Exercise data:

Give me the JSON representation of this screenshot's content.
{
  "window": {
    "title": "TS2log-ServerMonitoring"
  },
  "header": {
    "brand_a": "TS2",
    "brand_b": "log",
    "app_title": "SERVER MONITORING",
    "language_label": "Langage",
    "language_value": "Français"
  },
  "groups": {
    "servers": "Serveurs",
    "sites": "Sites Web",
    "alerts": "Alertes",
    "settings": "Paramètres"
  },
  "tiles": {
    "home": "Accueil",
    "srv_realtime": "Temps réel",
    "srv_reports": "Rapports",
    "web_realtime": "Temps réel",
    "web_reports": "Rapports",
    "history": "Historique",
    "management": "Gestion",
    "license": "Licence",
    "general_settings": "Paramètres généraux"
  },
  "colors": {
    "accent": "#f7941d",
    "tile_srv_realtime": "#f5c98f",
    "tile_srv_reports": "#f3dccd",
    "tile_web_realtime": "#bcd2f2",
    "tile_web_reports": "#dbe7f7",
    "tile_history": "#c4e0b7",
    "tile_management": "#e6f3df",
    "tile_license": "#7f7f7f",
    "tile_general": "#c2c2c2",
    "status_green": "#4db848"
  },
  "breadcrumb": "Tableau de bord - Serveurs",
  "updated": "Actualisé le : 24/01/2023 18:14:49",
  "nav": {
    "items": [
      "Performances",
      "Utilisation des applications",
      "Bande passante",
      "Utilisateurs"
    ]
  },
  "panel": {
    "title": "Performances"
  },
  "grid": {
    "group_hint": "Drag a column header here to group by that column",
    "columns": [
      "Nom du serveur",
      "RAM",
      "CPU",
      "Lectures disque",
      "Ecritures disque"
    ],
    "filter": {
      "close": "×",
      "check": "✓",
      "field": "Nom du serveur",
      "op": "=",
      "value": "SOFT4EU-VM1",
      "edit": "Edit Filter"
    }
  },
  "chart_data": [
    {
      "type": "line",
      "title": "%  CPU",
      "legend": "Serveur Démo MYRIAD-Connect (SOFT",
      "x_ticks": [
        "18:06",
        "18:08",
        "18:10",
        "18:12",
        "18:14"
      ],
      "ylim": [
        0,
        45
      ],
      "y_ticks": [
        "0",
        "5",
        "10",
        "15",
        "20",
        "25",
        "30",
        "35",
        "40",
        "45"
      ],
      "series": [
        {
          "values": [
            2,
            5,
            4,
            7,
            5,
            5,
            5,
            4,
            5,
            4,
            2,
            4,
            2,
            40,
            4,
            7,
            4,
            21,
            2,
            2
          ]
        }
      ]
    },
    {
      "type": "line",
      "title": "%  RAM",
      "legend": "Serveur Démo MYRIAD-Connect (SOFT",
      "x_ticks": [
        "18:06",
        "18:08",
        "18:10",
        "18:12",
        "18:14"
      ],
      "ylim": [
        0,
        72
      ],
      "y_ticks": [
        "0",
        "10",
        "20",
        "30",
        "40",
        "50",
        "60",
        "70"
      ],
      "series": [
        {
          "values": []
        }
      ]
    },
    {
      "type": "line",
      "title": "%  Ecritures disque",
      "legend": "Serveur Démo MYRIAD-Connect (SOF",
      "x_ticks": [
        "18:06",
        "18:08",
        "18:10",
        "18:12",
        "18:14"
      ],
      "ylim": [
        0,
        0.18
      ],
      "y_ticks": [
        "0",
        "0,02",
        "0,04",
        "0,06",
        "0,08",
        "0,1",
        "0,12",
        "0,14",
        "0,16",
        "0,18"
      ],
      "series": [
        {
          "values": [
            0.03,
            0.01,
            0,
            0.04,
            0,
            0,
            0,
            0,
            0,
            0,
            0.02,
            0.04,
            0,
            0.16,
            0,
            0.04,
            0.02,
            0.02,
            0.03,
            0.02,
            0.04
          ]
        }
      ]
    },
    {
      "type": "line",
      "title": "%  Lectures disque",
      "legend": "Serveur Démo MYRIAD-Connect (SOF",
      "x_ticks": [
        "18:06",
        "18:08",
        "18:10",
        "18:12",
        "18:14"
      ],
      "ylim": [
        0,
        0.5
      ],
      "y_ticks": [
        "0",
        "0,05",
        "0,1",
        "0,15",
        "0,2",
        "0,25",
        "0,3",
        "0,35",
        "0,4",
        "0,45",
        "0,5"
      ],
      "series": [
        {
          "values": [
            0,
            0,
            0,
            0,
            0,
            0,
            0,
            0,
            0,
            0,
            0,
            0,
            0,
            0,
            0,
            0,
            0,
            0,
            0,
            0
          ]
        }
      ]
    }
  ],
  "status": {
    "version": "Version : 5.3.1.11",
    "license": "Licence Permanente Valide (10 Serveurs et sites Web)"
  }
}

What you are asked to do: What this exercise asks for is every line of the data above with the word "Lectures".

Reply:
      "Lectures disque",
      "title": "%  Lectures disque",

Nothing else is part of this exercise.